PROMPT – Each record, exactly as written, should be printed again.

Web page and app entries:

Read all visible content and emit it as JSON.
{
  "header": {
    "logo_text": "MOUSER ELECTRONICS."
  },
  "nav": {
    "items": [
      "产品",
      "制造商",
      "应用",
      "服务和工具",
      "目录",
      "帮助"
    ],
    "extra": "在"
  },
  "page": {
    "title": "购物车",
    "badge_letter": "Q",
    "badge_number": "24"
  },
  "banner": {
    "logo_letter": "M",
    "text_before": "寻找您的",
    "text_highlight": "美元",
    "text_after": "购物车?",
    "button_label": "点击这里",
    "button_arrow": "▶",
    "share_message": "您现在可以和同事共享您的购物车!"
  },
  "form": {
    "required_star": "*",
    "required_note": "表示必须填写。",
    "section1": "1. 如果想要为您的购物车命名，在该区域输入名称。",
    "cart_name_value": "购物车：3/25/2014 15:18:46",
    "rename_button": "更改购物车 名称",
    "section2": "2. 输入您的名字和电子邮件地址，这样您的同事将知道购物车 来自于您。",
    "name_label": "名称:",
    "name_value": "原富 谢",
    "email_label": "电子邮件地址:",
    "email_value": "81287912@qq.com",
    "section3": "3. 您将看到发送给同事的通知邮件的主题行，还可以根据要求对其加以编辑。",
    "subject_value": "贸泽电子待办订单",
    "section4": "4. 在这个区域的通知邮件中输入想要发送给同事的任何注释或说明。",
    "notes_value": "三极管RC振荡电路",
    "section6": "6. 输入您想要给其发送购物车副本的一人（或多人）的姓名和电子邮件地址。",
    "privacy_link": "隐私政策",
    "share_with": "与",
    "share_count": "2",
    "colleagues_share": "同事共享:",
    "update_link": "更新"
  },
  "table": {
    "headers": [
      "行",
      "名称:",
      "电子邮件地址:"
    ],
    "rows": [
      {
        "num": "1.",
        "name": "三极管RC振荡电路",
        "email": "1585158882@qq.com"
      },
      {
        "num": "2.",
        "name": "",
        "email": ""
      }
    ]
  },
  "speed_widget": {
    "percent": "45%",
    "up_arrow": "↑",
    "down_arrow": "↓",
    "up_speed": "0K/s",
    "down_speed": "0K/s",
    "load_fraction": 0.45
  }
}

OUTPUT OF THE TASK –
Read all visible content and emit it as JSON.
{
  "header": {
    "logo_text": "MOUSER ELECTRONICS."
  },
  "nav": {
    "items": [
      "产品",
      "制造商",
      "应用",
      "服务和工具",
      "目录",
      "帮助"
    ],
    "extra": "在"
  },
  "page": {
    "title": "购物车",
    "badge_letter": "Q",
    "badge_number": "24"
  },
  "banner": {
    "logo_letter": "M",
    "text_before": "寻找您的",
    "text_highlight": "美元",
    "text_after": "购物车?",
    "button_label": "点击这里",
    "button_arrow": "▶",
    "share_message": "您现在可以和同事共享您的购物车!"
  },
  "form": {
    "required_star": "*",
    "required_note": "表示必须填写。",
    "section1": "1. 如果想要为您的购物车命名，在该区域输入名称。",
    "cart_name_value": "购物车：3/25/2014 15:18:46",
    "rename_button": "更改购物车 名称",
    "section2": "2. 输入您的名字和电子邮件地址，这样您的同事将知道购物车 来自于您。",
    "name_label": "名称:",
    "name_value": "原富 谢",
    "email_label": "电子邮件地址:",
    "email_value": "81287912@qq.com",
    "section3": "3. 您将看到发送给同事的通知邮件的主题行，还可以根据要求对其加以编辑。",
    "subject_value": "贸泽电子待办订单",
    "section4": "4. 在这个区域的通知邮件中输入想要发送给同事的任何注释或说明。",
    "notes_value": "三极管RC振荡电路",
    "section6": "6. 输入您想要给其发送购物车副本的一人（或多人）的姓名和电子邮件地址。",
    "privacy_link": "隐私政策",
    "share_with": "与",
    "share_count": "2",
    "colleagues_share": "同事共享:",
    "update_link": "更新"
  },
  "table": {
    "headers": [
      "行",
      "名称:",
      "电子邮件地址:"
    ],
    "rows": [
      {
        "num": "1.",
        "name": "三极管RC振荡电路",
        "email": "1585158882@qq.com"
      },
      {
        "num": "2.",
        "name": "",
        "email": ""
      }
    ]
  },
  "speed_widget": {
    "percent": "45%",
    "up_arrow": "↑",
    "down_arrow": "↓",
    "up_speed": "0K/s",
    "down_speed": "0K/s",
    "load_fraction": 0.45
  }
}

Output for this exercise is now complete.